* WHAT NEEDS TO BE DONE: Your answer should be one number: the count of lines in these entries that hold the word "International".

[Opening SUPPLIED MATERIAL section]

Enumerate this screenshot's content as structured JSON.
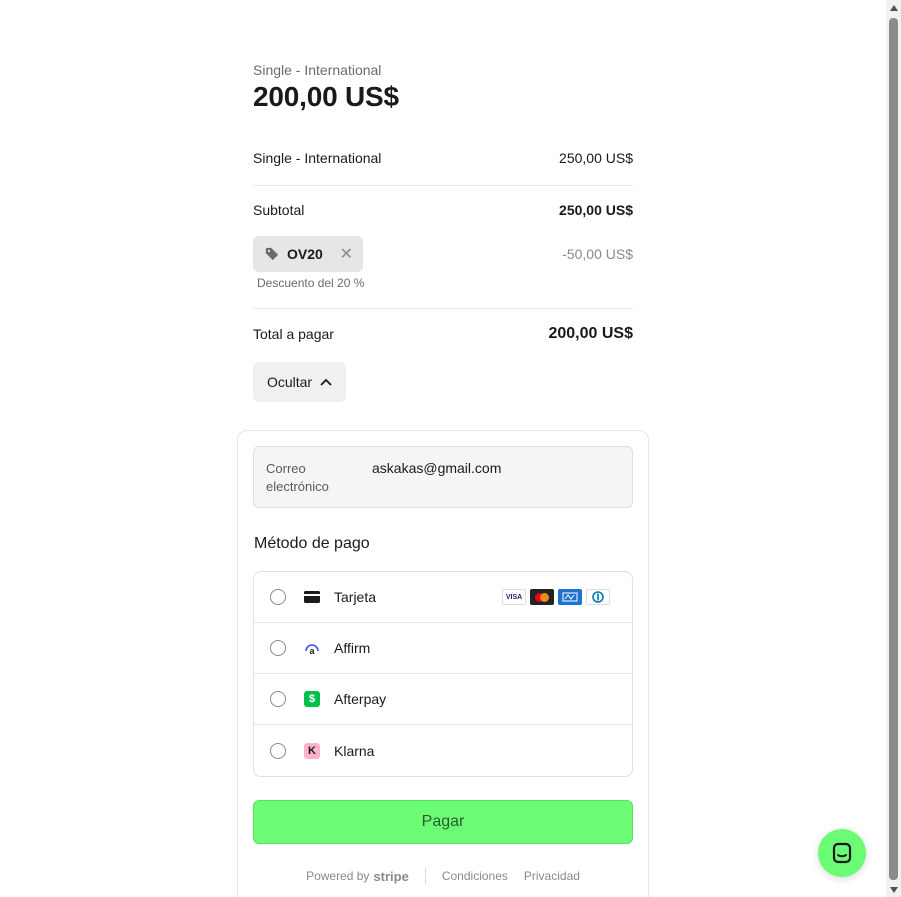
{
  "summary": {
    "product_name": "Single - International",
    "total_big": "200,00 US$"
  },
  "line_item": {
    "name": "Single - International",
    "amount": "250,00 US$"
  },
  "subtotal": {
    "label": "Subtotal",
    "amount": "250,00 US$"
  },
  "coupon": {
    "code": "OV20",
    "amount": "-50,00 US$",
    "note": "Descuento del 20 %"
  },
  "total": {
    "label": "Total a pagar",
    "amount": "200,00 US$"
  },
  "toggle": {
    "label": "Ocultar"
  },
  "email": {
    "label": "Correo electrónico",
    "value": "askakas@gmail.com"
  },
  "payment": {
    "title": "Método de pago",
    "methods": [
      {
        "label": "Tarjeta",
        "icon": "card-icon"
      },
      {
        "label": "Affirm",
        "icon": "affirm-icon"
      },
      {
        "label": "Afterpay",
        "icon": "afterpay-icon"
      },
      {
        "label": "Klarna",
        "icon": "klarna-icon"
      }
    ],
    "card_brands": [
      "VISA",
      "mastercard",
      "amex",
      "diners"
    ]
  },
  "pay_button": {
    "label": "Pagar",
    "color": "#6cfb75"
  },
  "footer": {
    "powered_by": "Powered by",
    "brand": "stripe",
    "terms": "Condiciones",
    "privacy": "Privacidad"
  }
}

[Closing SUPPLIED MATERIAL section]

* OUTPUT FOR THIS EXERCISE: 2